The Reddit community is still reckoning with the consequences of the platform’s API price hike. The changes have led to the shuttering of numerous third-party Reddit apps and have pushed several important communities, like the Ask Me Anything (AMAs) organizers, to reduce or end their presence on the site.
The latest group to announce its departure is BotDefense. BotDefense, which helps removes rogue submission and comment bots from Reddit and which is maintained by volunteer moderators, is said to help moderate 3,650 subreddits. BotDefense’s creator told Ars Technica that the team is now quitting over Reddit’s “antagonistic actions” toward moderators and developers, with concerning implications for spam moderation on some large subreddits like r/space.
Valued bot fighter
BotDefense started in 2019 as a volunteer project and has been run by volunteer mods, known as “dequeued” and “andabrownn” on Reddit. Since then, it claims to have populated its ban list with 144,926 accounts, and it helps moderate subreddits with huge followings, like r/gaming (37.4 million members), /r/aww (34.2 million), r/music (32.4 million), r/Jokes (26.2 million), r/space (23.5 million), and /r/LifeProTips (22.2 million). Dequeued told Ars that other large subreddits BotDefense helps moderates include /r/food, /r/EarthPorn, /r/DIY, and /r/mildlyinteresting.
On Wednesday, dequeued announced that BotDefense is ceasing operations. BotDefense has already stopped accepting bot account submissions and will disable future action on bots. BotDefense “will continue to review appeals and process unbans for a minimum of 90 days or until Reddit breaks the code running BotDefense,” the announcement said. The announcement also advised “keeping BotDefense as a moderator through October 3rd so any future unbans can be processed.”
The situation also highlights the importance of Pushshift, which recently lost Reddit API access due to a “miscommunication,” according to Ars Technica sister site Wired—but then regained it. Pushshift is run by the Network Contagion Research Institute in Princeton, New Jersey, and is said to be popular among Reddit’s thousands of volunteer moderators. As a non-commercial and educational tool, Pushshift has an exemption to Reddit’s new API pricing scheme, but dequeued told Ars Technica that restrictions Reddit has imposed have “made it cumbersome to use.” Further, “most of the users who submit bots to BotDefense no longer have access,” the mod said.

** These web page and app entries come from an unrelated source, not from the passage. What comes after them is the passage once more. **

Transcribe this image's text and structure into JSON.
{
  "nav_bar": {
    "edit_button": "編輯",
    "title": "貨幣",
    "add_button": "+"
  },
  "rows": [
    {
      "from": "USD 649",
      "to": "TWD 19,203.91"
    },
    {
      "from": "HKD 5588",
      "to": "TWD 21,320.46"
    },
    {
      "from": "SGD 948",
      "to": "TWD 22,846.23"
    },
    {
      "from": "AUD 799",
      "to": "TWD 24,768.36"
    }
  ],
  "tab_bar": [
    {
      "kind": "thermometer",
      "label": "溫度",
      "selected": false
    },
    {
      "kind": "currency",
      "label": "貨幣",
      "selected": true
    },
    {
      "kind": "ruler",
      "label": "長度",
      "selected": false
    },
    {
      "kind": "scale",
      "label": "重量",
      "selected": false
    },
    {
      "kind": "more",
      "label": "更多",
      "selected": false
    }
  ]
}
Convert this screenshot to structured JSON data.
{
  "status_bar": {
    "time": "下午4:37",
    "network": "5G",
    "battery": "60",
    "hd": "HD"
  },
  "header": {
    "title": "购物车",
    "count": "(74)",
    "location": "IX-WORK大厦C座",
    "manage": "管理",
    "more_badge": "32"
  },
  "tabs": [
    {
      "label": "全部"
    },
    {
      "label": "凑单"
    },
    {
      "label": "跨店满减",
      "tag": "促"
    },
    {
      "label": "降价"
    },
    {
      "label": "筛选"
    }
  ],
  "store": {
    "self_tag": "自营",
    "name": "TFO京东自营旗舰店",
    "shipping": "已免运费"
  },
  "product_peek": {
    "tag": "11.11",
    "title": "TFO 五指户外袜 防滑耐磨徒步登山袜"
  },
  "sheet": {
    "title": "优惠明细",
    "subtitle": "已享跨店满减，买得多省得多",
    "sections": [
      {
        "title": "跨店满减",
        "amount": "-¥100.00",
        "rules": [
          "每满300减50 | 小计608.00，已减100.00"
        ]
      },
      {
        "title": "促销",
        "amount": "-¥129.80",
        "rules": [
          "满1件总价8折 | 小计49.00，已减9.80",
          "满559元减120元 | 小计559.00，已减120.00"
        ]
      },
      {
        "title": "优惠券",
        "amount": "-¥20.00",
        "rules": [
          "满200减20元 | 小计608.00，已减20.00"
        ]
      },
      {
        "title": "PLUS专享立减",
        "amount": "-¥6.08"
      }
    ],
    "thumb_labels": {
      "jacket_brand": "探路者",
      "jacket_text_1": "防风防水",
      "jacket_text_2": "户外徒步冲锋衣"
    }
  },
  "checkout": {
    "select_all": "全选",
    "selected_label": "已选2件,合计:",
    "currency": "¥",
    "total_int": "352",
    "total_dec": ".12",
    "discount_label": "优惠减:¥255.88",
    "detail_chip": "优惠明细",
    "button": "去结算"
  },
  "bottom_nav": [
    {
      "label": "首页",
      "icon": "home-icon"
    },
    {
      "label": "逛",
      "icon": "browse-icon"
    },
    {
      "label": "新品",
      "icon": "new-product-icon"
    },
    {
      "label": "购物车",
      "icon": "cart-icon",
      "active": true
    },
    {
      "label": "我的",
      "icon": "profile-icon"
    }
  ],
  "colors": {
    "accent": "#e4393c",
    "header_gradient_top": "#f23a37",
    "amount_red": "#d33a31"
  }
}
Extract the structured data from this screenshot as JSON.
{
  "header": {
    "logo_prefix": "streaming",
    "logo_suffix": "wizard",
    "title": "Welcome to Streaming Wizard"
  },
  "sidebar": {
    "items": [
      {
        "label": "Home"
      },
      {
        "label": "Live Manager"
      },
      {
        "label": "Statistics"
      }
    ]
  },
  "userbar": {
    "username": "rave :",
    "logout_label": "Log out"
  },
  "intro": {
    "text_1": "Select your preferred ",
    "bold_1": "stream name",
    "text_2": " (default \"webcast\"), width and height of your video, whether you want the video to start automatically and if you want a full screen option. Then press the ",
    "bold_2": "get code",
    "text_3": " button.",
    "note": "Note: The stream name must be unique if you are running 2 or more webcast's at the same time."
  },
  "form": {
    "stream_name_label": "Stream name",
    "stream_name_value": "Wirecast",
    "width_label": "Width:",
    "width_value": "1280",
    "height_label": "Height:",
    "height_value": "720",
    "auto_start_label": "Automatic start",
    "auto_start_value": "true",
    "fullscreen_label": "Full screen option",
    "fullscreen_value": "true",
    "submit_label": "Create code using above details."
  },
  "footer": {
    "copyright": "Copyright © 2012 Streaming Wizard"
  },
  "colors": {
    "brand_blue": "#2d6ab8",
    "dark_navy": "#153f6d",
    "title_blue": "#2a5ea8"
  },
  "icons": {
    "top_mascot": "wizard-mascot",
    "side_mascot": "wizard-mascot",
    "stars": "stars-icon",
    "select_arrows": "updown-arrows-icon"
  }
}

That’s important because “Pushshift is critical to our efforts to detect repost bots, comment copy bots, bots that use ChatGPT to mimic human activity, and other types of malicious bots,” dequeued told Ars Technica. “Pushshift has a very detailed system for searching through past content. We use it to detect these bots. Reddit is much more limiting in searching for past posts, and the API doesn’t support searching for comments.”
Like other moderators Ars has spoken to, dequeued cited shuttered third-party Reddit apps, like Apollo and RIF Is Fun, as key moderation tools. dequeued also pointed to “apps that acted as front-ends to Pushshift, which made it easier for users to research malicious accounts” as critical to BotDefense’s efforts.
Some third-party Reddit apps, like Narwhal, are still available and have moved to paid models. However, devs Ars has spoken with have shown uncertainty around how sustainable these approaches are.
Meanwhile, dequeued said that Reddit’s “few minor gestures” to keep a small number of third-party apps alive doesn’t fix the poor reputation the company now has with BotDefense.
Dequeued, who said they’ve been moderating for nearly nine years, said Reddit’s “antagonistic actions” toward devs and mods are the only reason BotDefense is closing. The moderator said there were plans for future tools, like a new machine learning system for detecting “many more” bots. Before the API battle turned ugly, dequeued had no plans to stop working on BotDefense.